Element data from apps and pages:
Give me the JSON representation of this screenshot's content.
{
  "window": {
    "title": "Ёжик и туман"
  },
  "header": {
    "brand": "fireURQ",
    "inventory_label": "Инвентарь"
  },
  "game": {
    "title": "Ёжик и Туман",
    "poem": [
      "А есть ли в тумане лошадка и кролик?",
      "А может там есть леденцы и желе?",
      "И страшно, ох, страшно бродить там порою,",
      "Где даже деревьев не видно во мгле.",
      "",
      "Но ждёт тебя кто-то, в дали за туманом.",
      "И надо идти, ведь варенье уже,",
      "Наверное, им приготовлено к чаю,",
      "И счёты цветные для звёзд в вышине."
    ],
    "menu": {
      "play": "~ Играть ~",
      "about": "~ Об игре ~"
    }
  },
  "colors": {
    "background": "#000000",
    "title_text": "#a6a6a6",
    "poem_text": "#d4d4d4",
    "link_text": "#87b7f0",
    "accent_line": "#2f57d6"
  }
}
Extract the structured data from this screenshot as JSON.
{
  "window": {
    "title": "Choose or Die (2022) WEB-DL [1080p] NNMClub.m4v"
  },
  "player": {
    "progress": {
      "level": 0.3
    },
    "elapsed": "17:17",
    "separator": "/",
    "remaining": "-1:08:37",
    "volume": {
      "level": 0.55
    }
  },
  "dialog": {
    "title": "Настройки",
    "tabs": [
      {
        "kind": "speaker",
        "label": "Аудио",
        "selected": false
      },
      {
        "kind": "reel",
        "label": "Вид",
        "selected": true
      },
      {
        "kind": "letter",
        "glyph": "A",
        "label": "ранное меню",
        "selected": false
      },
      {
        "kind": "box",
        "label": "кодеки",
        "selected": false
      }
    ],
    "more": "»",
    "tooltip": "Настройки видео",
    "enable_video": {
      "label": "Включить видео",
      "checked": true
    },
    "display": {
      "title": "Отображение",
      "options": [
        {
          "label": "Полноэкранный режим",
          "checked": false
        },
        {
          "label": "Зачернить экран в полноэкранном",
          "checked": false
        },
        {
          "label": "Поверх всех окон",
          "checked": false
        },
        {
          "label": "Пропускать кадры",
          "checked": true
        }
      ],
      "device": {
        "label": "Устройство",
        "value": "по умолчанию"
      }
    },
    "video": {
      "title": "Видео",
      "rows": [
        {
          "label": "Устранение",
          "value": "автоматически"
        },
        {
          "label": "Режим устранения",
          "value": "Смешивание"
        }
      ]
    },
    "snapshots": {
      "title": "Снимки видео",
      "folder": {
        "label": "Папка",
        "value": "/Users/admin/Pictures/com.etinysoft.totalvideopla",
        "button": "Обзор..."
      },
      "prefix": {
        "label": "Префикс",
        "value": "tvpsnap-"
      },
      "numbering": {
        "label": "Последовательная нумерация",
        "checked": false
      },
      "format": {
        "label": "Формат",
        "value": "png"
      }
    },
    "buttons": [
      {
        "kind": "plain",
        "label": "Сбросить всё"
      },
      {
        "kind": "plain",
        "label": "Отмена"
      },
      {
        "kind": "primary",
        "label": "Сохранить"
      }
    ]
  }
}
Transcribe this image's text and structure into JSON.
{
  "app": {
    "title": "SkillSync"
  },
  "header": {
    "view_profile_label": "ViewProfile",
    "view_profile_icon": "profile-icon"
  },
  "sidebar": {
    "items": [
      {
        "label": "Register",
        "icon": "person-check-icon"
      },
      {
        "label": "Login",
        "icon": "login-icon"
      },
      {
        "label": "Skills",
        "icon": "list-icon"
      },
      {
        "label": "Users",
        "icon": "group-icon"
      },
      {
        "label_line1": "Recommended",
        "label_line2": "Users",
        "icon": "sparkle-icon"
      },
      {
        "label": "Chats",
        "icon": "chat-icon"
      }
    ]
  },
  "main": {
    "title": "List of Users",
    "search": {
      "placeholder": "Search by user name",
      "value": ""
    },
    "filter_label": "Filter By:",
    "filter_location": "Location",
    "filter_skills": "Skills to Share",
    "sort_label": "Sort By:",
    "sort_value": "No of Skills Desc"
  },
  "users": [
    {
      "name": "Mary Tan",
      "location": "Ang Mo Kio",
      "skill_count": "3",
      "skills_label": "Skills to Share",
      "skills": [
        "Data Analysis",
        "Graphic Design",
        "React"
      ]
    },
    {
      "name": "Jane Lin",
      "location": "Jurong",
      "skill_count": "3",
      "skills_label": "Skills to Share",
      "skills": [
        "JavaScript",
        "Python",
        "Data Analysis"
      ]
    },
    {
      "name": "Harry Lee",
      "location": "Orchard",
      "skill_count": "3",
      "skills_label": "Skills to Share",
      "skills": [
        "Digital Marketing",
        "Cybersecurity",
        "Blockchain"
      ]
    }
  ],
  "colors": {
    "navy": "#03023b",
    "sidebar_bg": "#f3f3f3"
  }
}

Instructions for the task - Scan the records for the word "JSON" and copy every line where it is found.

Result for this task -
Give me the JSON representation of this screenshot's content.
Extract the structured data from this screenshot as JSON.
Transcribe this image's text and structure into JSON.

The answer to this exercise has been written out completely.